romansperson, i like to add a little (very small amount...i don't measure but i would say about the size of the top part of your finger or half that - maybe a 1/8th-1/2 tspn of honey or agave nectar), and i use it mostly when i am using vinegar. the thing to do is just start out by trying to balance everything, so that you have an equal amount of each type of flavor (salty, sour, sweet, spicy) taste-wise (not ingredient-amount-wise) so that it's a broad complex flavor rather than one jumping out at you - then increase whatever you like the most (or decrease the others). if you don't add ANY sweetener you may (or may not, i suppose....) find that it is too something else - salty or sour etc. balancing the flavors also helps you taste them instead of their characteristic - if you were to just add soy sauce you'd probably taste mostly salt whereas if you balance it with other flavors you can taste the soy-ey flavor more.
my first stirfries were figuring out how to balance things, then i made it made them more garlicky and spicier (or just added more hot sauce at the end) because those are two of the things i like best and as dominant flavors.
sorry for my abysmal grammar and abuse of punctuation tonight, folks. i'm online now because i've got that nasty flu and can't sleep.
Thai stir fries (or my bastardized versions of them) are a favorite of mine, and trend much more towards the hot/sour than the sweet. I like to stir-fry chopped ginger, fresh chilies, lemongrass, and spring onions in peanut oil, then add ground pork or chicken. When the meat is nearly browned, I add an equal amount of raw shrimp or scallops, sliced shitaake mushrooms, and bean sprouts, and fry until the shellfish and veggies are almost cooked through. Then I add chopped cilantro and mint, chopped unsalted peanuts or cashews (I food-process these in advance and keep in the freezer), nam pla (thai fish sauce), and lime juice to taste. Serve with jasmine rice or cellophane noodles, with a bottle of sriracha or bottled Thai sweet chili sauce and lime wedges.
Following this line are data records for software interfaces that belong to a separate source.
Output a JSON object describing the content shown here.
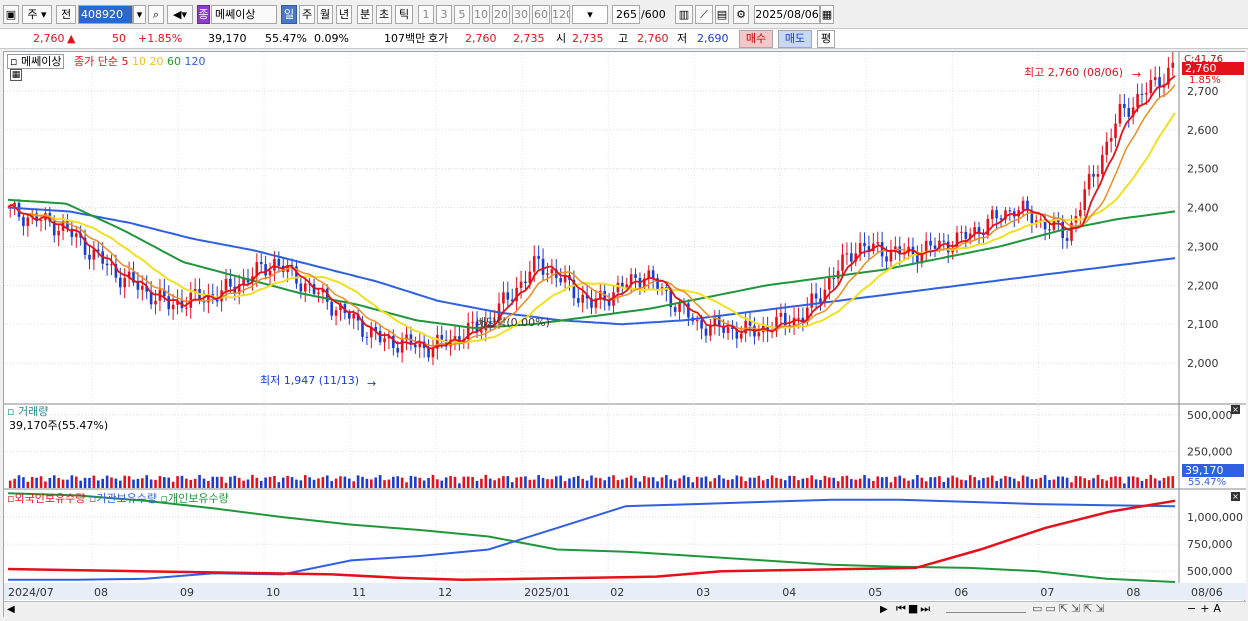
{
  "toolbar": {
    "market": "주",
    "prev_label": "전",
    "code": "408920",
    "stock_badge": "종",
    "stock_name": "메쎄이상",
    "period_day": "일",
    "period_week": "주",
    "period_month": "월",
    "period_year": "년",
    "period_minute": "분",
    "period_second": "초",
    "period_tick": "틱",
    "intervals": [
      "1",
      "3",
      "5",
      "10",
      "20",
      "30",
      "60",
      "120"
    ],
    "count": "265",
    "count_total": "/600",
    "date": "2025/08/06"
  },
  "info": {
    "price": "2,760",
    "arrow": "▲",
    "change": "50",
    "change_pct": "+1.85%",
    "volume": "39,170",
    "volume_ratio": "55.47%",
    "turnover": "0.09%",
    "amount": "107백만",
    "ask_label": "호가",
    "ask": "2,760",
    "bid": "2,735",
    "open_label": "시",
    "open": "2,735",
    "high_label": "고",
    "high": "2,760",
    "low_label": "저",
    "low": "2,690",
    "buy_label": "매수",
    "sell_label": "매도",
    "avg_label": "평"
  },
  "legend": {
    "stock": "메쎄이상",
    "ma_title": "종가 단순",
    "ma5": "5",
    "ma10": "10",
    "ma20": "20",
    "ma60": "60",
    "ma120": "120"
  },
  "annotations": {
    "high": "최고 2,760 (08/06)",
    "low": "최저 1,947 (11/13)",
    "dividend": "배당락(0.00%)",
    "corner_top": "C:41.76",
    "current_price_tag": "2,760",
    "current_pct_tag": "1.85%"
  },
  "volume_panel": {
    "title": "거래량",
    "value": "39,170주(55.47%)",
    "tag_value": "39,170",
    "tag_pct": "55.47%"
  },
  "holdings_panel": {
    "titles": [
      "외국인보유수량",
      "기관보유수량",
      "개인보유수량"
    ]
  },
  "colors": {
    "up": "#e4111b",
    "down": "#1a3cd0",
    "ma5": "#e4111b",
    "ma10": "#f08c20",
    "ma20": "#f0e020",
    "ma60": "#20963c",
    "ma120": "#3060e0",
    "foreign": "#e4111b",
    "institution": "#3060e0",
    "individual": "#20963c"
  },
  "chart_data": {
    "type": "candlestick",
    "price_axis": {
      "ticks": [
        "2,700",
        "2,600",
        "2,500",
        "2,400",
        "2,300",
        "2,200",
        "2,100",
        "2,000"
      ],
      "ylim": [
        1900,
        2800
      ]
    },
    "volume_axis": {
      "ticks": [
        "500,000",
        "250,000"
      ],
      "ylim": [
        0,
        560000
      ]
    },
    "holdings_axis": {
      "ticks": [
        "1,000,000",
        "750,000",
        "500,000"
      ],
      "ylim": [
        400000,
        1250000
      ]
    },
    "x_labels": [
      "2024/07",
      "08",
      "09",
      "10",
      "11",
      "12",
      "2025/01",
      "02",
      "03",
      "04",
      "05",
      "06",
      "07",
      "08",
      "08/06"
    ],
    "months": [
      "2024/07",
      "2024/08",
      "2024/09",
      "2024/10",
      "2024/11",
      "2024/12",
      "2025/01",
      "2025/02",
      "2025/03",
      "2025/04",
      "2025/05",
      "2025/06",
      "2025/07",
      "2025/08"
    ],
    "close_by_period": [
      2390,
      2350,
      2230,
      2150,
      2180,
      2260,
      2160,
      2060,
      2040,
      2100,
      2260,
      2150,
      2230,
      2100,
      2080,
      2120,
      2300,
      2280,
      2320,
      2400,
      2330,
      2640,
      2760
    ],
    "ma60_by_period": [
      2420,
      2410,
      2340,
      2260,
      2220,
      2180,
      2150,
      2110,
      2090,
      2100,
      2120,
      2140,
      2170,
      2200,
      2220,
      2240,
      2270,
      2300,
      2340,
      2370,
      2390
    ],
    "ma120_by_period": [
      2400,
      2390,
      2360,
      2320,
      2290,
      2250,
      2210,
      2160,
      2130,
      2110,
      2100,
      2110,
      2130,
      2150,
      2170,
      2190,
      2210,
      2230,
      2250,
      2270
    ],
    "high": {
      "value": 2760,
      "date": "08/06"
    },
    "low": {
      "value": 1947,
      "date": "11/13"
    },
    "foreign_holdings": [
      520000,
      510000,
      500000,
      490000,
      480000,
      470000,
      440000,
      420000,
      430000,
      440000,
      450000,
      500000,
      510000,
      520000,
      530000,
      700000,
      900000,
      1050000,
      1150000
    ],
    "institution_holdings": [
      420000,
      420000,
      430000,
      480000,
      470000,
      600000,
      640000,
      700000,
      900000,
      1100000,
      1120000,
      1140000,
      1160000,
      1160000,
      1140000,
      1120000,
      1110000,
      1100000
    ],
    "individual_holdings": [
      1220000,
      1200000,
      1150000,
      1080000,
      1000000,
      930000,
      880000,
      820000,
      700000,
      680000,
      640000,
      600000,
      560000,
      540000,
      530000,
      500000,
      430000,
      400000
    ]
  }
}
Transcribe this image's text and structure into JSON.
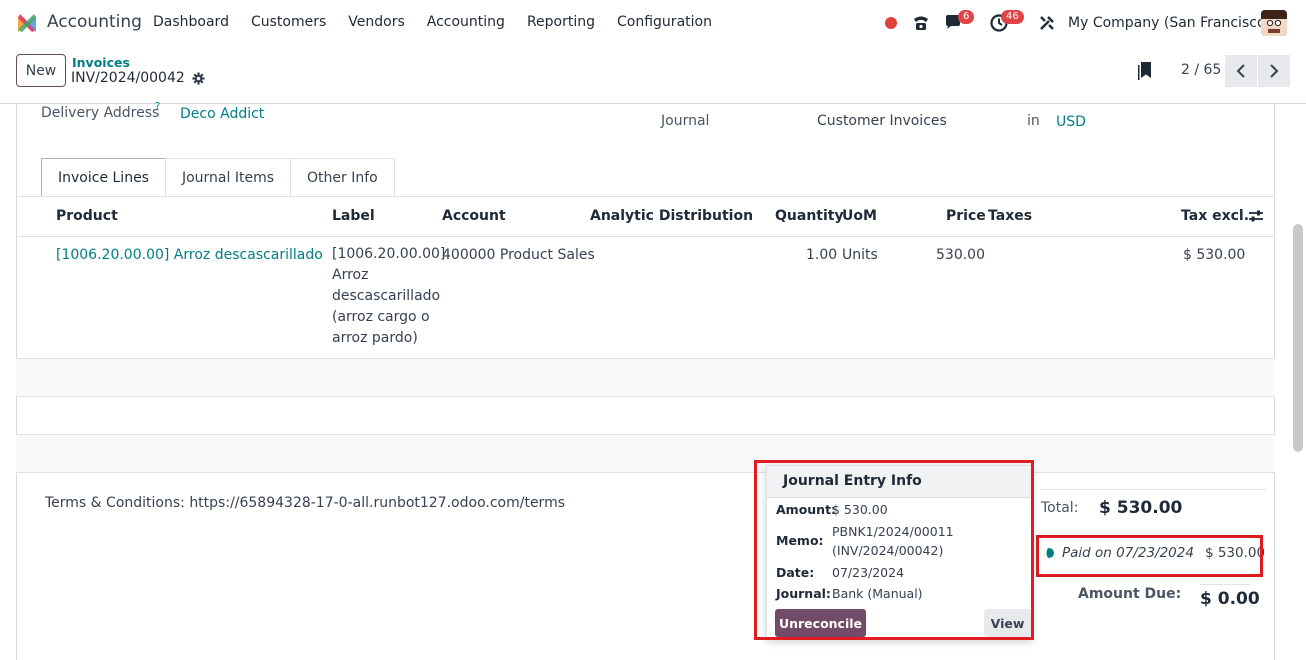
{
  "nav": {
    "app_name": "Accounting",
    "menu": [
      "Dashboard",
      "Customers",
      "Vendors",
      "Accounting",
      "Reporting",
      "Configuration"
    ],
    "messages_badge": "6",
    "activities_badge": "46",
    "company": "My Company (San Francisco)"
  },
  "control": {
    "new_label": "New",
    "breadcrumb_parent": "Invoices",
    "breadcrumb_current": "INV/2024/00042",
    "pager": "2 / 65"
  },
  "form": {
    "delivery_label": "Delivery Address",
    "delivery_help": "?",
    "delivery_value": "Deco Addict",
    "journal_label": "Journal",
    "journal_value": "Customer Invoices",
    "journal_in": "in",
    "currency": "USD"
  },
  "tabs": [
    "Invoice Lines",
    "Journal Items",
    "Other Info"
  ],
  "table": {
    "headers": [
      "Product",
      "Label",
      "Account",
      "Analytic Distribution",
      "Quantity",
      "UoM",
      "Price",
      "Taxes",
      "Tax excl."
    ],
    "row": {
      "product": "[1006.20.00.00] Arroz descascarillado (arroz",
      "label_lines": [
        "[1006.20.00.00]",
        "Arroz",
        "descascarillado",
        "(arroz cargo o",
        "arroz pardo)"
      ],
      "account": "400000 Product Sales",
      "quantity": "1.00",
      "uom": "Units",
      "price": "530.00",
      "subtotal": "$ 530.00"
    }
  },
  "terms": "Terms & Conditions: https://65894328-17-0-all.runbot127.odoo.com/terms",
  "totals": {
    "total_label": "Total:",
    "total_value": "$ 530.00",
    "paid_text": "Paid on 07/23/2024",
    "paid_amount": "$ 530.00",
    "due_label": "Amount Due:",
    "due_value": "$ 0.00"
  },
  "popover": {
    "title": "Journal Entry Info",
    "amount_label": "Amount:",
    "amount_value": "$ 530.00",
    "memo_label": "Memo:",
    "memo_line1": "PBNK1/2024/00011",
    "memo_line2": "(INV/2024/00042)",
    "date_label": "Date:",
    "date_value": "07/23/2024",
    "journal_label": "Journal:",
    "journal_value": "Bank (Manual)",
    "unreconcile_label": "Unreconcile",
    "view_label": "View"
  },
  "colors": {
    "brand": "#714b67",
    "link": "#017e84",
    "highlight": "#e11b22"
  }
}
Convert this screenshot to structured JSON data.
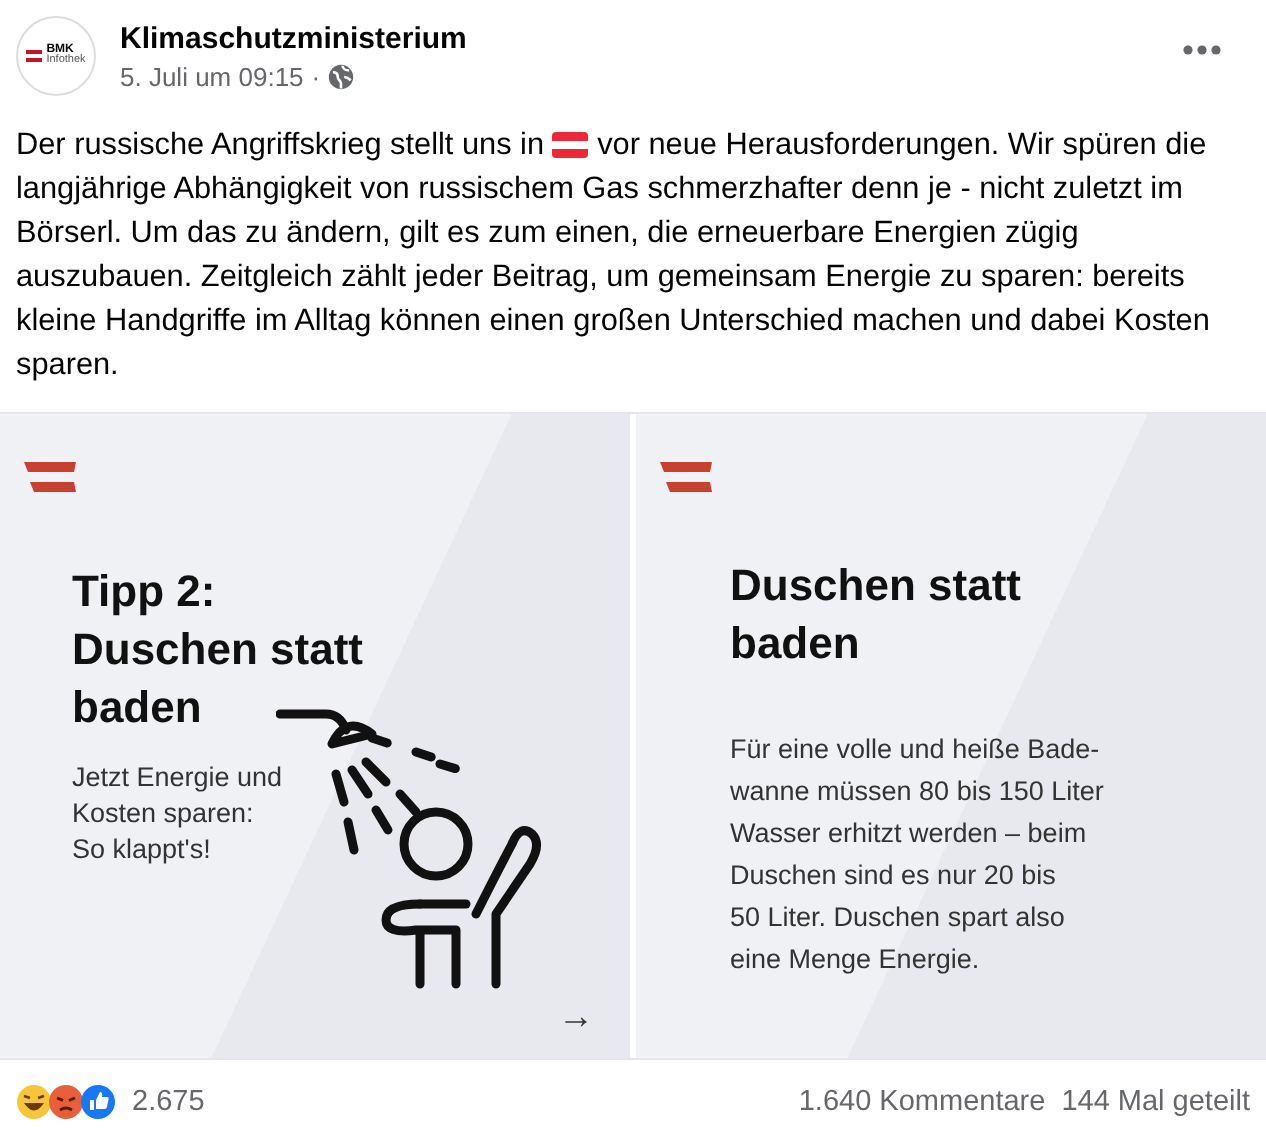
{
  "post": {
    "author": "Klimaschutzministerium",
    "avatar_text": [
      "BMK",
      "Infothek"
    ],
    "date": "5. Juli um 09:15",
    "separator": "·",
    "text_before_flag": "Der russische Angriffskrieg stellt uns in",
    "text_after_flag": "vor neue Herausforderungen. Wir spüren die langjährige Abhängigkeit von russischem Gas schmerzhafter denn je - nicht zuletzt im Börserl. Um das zu ändern, gilt es zum einen, die erneuerbare Energien zügig auszubauen. Zeitgleich zählt jeder Beitrag, um gemeinsam Energie zu sparen: bereits kleine Handgriffe im Alltag können einen großen Unterschied machen und dabei Kosten sparen."
  },
  "cards": [
    {
      "kind": "cover",
      "title_lines": [
        "Tipp 2:",
        "Duschen statt",
        "baden"
      ],
      "subtitle_lines": [
        "Jetzt Energie und",
        "Kosten sparen:",
        "So klappt's!"
      ],
      "arrow": "→"
    },
    {
      "kind": "info",
      "title_lines": [
        "Duschen statt",
        "baden"
      ],
      "body_lines": [
        "Für eine volle und heiße Bade-",
        "wanne müssen 80 bis 150 Liter",
        "Wasser erhitzt werden – beim",
        "Duschen sind es nur 20 bis",
        "50 Liter. Duschen spart also",
        "eine Menge Energie."
      ]
    }
  ],
  "footer": {
    "reaction_count": "2.675",
    "comments": "1.640 Kommentare",
    "shares": "144 Mal geteilt"
  }
}
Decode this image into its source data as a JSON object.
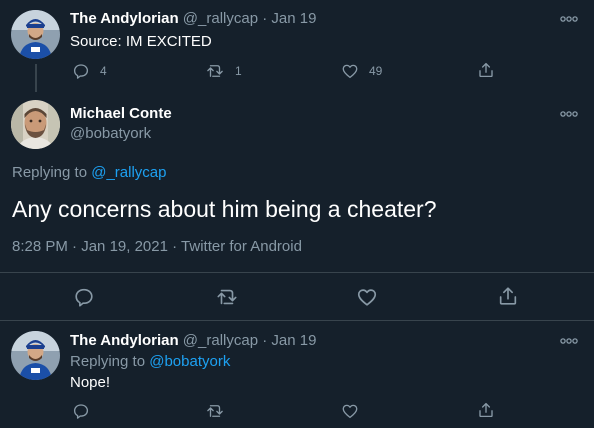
{
  "tweet1": {
    "name": "The Andylorian",
    "handle": "@_rallycap",
    "dot": "·",
    "date": "Jan 19",
    "text": "Source: IM EXCITED",
    "replies": "4",
    "retweets": "1",
    "likes": "49",
    "avatar_icon": "avatar-photo-icon"
  },
  "main_tweet": {
    "name": "Michael Conte",
    "handle": "@bobatyork",
    "replying_prefix": "Replying to",
    "replying_handle": "@_rallycap",
    "text": "Any concerns about him being a cheater?",
    "time": "8:28 PM",
    "dot1": "·",
    "date": "Jan 19, 2021",
    "dot2": "·",
    "client": "Twitter for Android"
  },
  "tweet3": {
    "name": "The Andylorian",
    "handle": "@_rallycap",
    "dot": "·",
    "date": "Jan 19",
    "replying_prefix": "Replying to",
    "replying_handle": "@bobatyork",
    "text": "Nope!"
  },
  "colors": {
    "background": "#15202b",
    "text": "#ffffff",
    "muted": "#8899a6",
    "link": "#1da1f2",
    "divider": "#38444d"
  }
}
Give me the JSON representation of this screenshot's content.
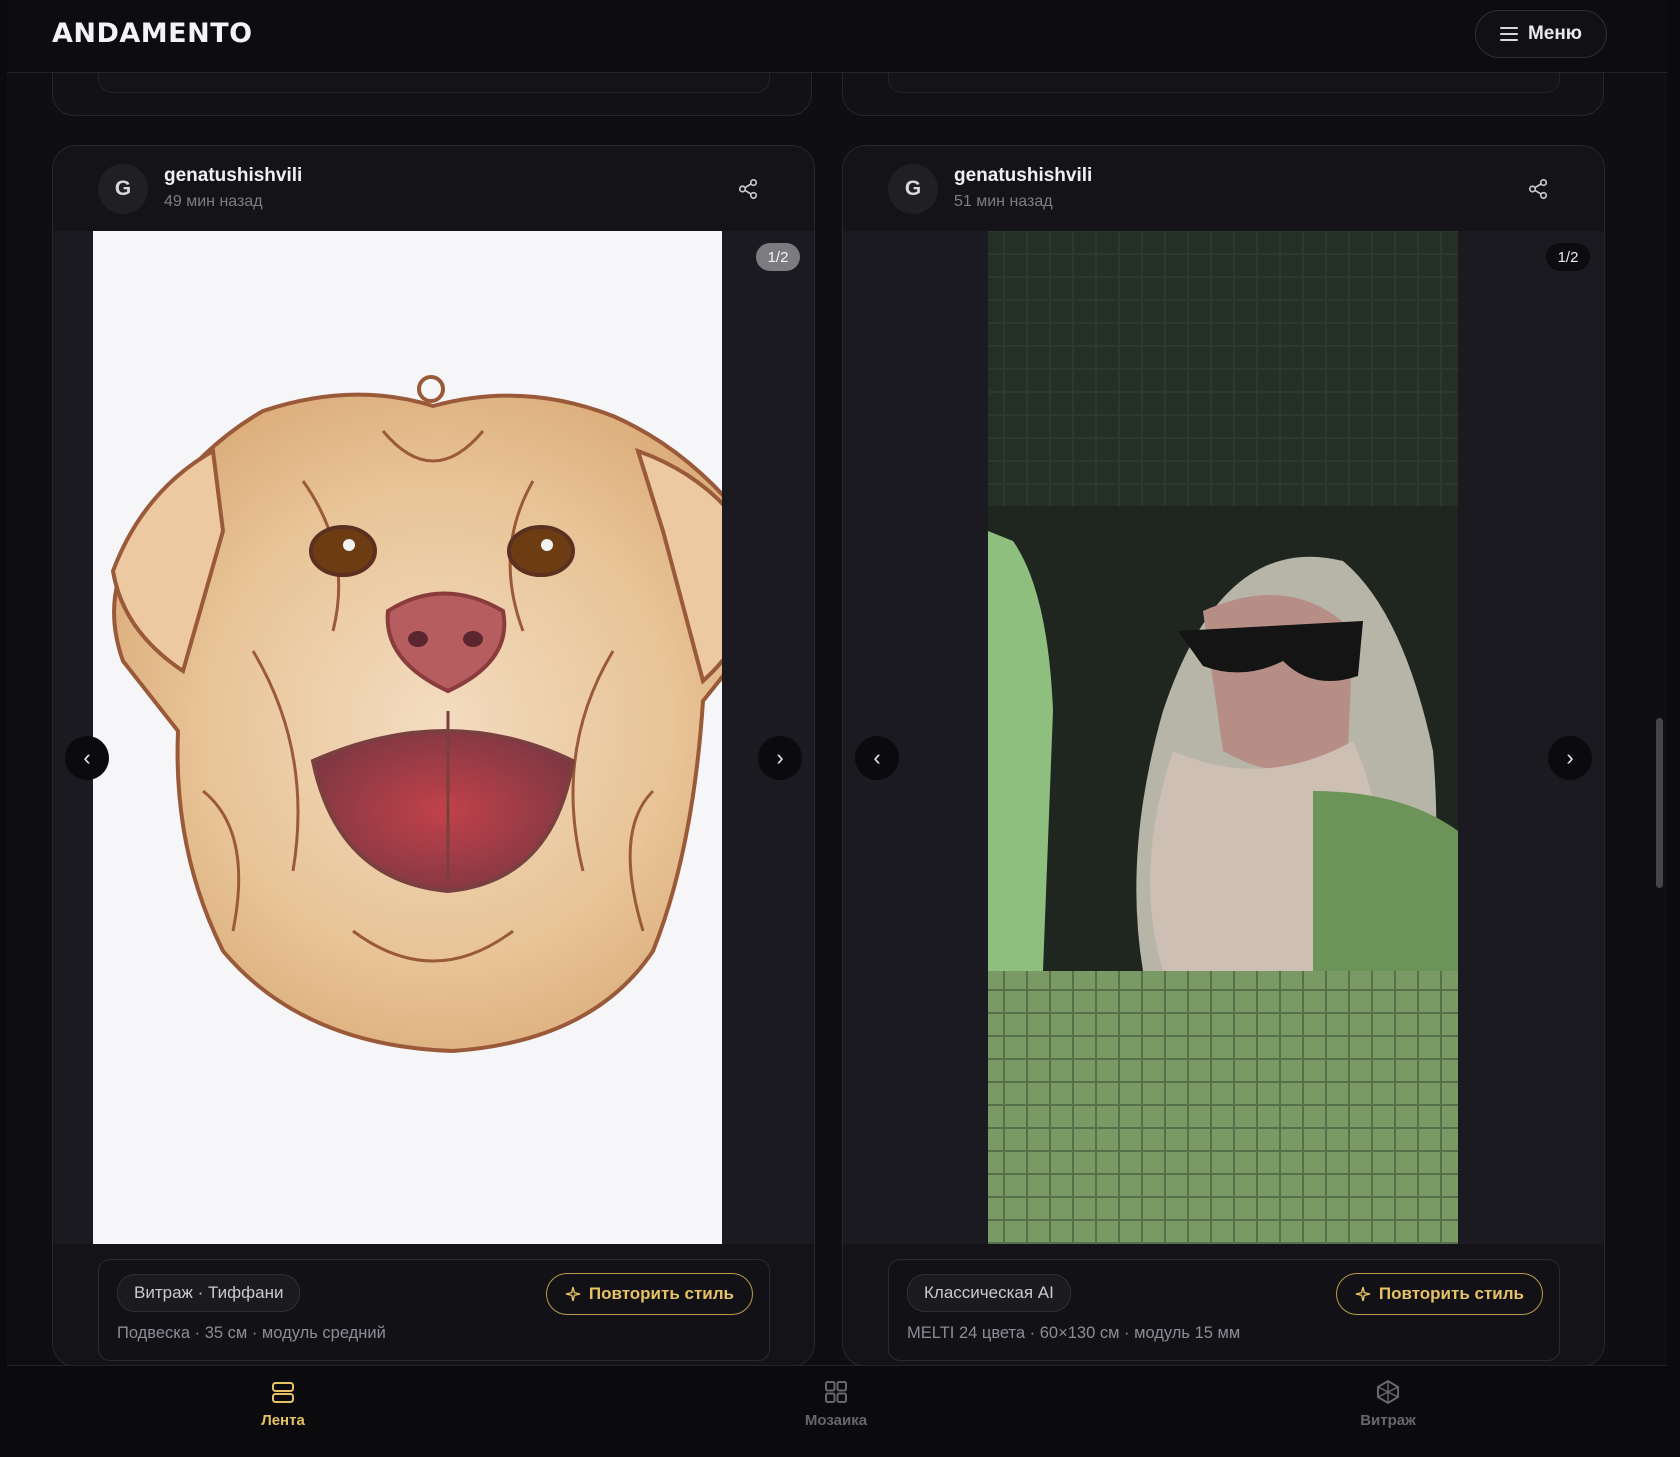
{
  "app": {
    "logo": "ANDAMENTO",
    "menu_label": "Меню"
  },
  "posts": [
    {
      "avatar_letter": "G",
      "username": "genatushishvili",
      "time": "49 мин назад",
      "counter": "1/2",
      "image_subject": "stained-glass-dog",
      "tag": "Витраж · Тиффани",
      "repeat_label": "Повторить стиль",
      "details": "Подвеска · 35 см · модуль средний"
    },
    {
      "avatar_letter": "G",
      "username": "genatushishvili",
      "time": "51 мин назад",
      "counter": "1/2",
      "image_subject": "mosaic-bearded-man",
      "tag": "Классическая AI",
      "repeat_label": "Повторить стиль",
      "details": "MELTI 24 цвета · 60×130 см · модуль 15 мм"
    }
  ],
  "bottom_nav": [
    {
      "label": "Лента",
      "icon": "feed-icon",
      "active": true
    },
    {
      "label": "Мозаика",
      "icon": "grid-icon",
      "active": false
    },
    {
      "label": "Витраж",
      "icon": "stained-glass-icon",
      "active": false
    }
  ],
  "colors": {
    "accent": "#e6c265",
    "background": "#0f0f12",
    "card": "#141418"
  }
}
I sauté chopped onion, garlic, and ginger in sesame and/or soy oil, then throw in some string beans, broccoli, steamed eggplant, cubed tofu, and noodles. Add a few shakes of 5-spice powder, some oyster sauce, Bragg's (or soy sauce), and a dollop of Vietnamese chili-garlic sauce (or sriracha). Easy enough to add some marinated chicken or whatever else you like. Very tasty.
Stir fry is a great way to use up the vegetables! Here is my basic stir fry:
In a large skillet in hot oil, cook protein (thin slices of lead pork, beef or chicken, or cubes of tofu) with minced garlic and ginger, and red pepper flakes (about 1/2 pound meat, 2 cloves garlic, 1 inch ginger).
Remove meat from pan, add a bit more oil, then sliced onions. Like the other posts, start adding vegetables in order of cooking time. Add liquid -- water, broth, or white wine as pan starts to dry, add more as needed (about 1/4 cup at a time). My guess is 2-3 quarts of vegetables.. fav's included carrots, celery, bok choy, brocolli, red bell peppers, zuchinni, mushrooms, bean sprouts, cauliflower.
When vegetables done, clear a spot in the middle, and add sauce: 1/4 cup soy sauce, 1/4 cup orange juice or wine, 1/2 cup water or broth, 1T cornstarch plus (optional) 1t sesame oil or grated orange rind (all pre-mixed in 1 cup measuring cup). Stir, add meat back, stir more.. Sauce should be thick. Serve over rice.
Here is a sauce recipe that is for Szechuan beef. I liked it so much I pasted a copy of it on the back of one of my cabinet doors so I would have it handy in case I was not doing any sauce inventing of my own. I usually add maybe a teaspoon of hot bean paste to the original recipe.
2 tbl Dry sherry
2 tbl Hoisin sauce
1 tbl Black bean sauce
1 tbl Vinegar
1 tsp Sugar
¼ tsp chili paste, (1/4 to 1/2)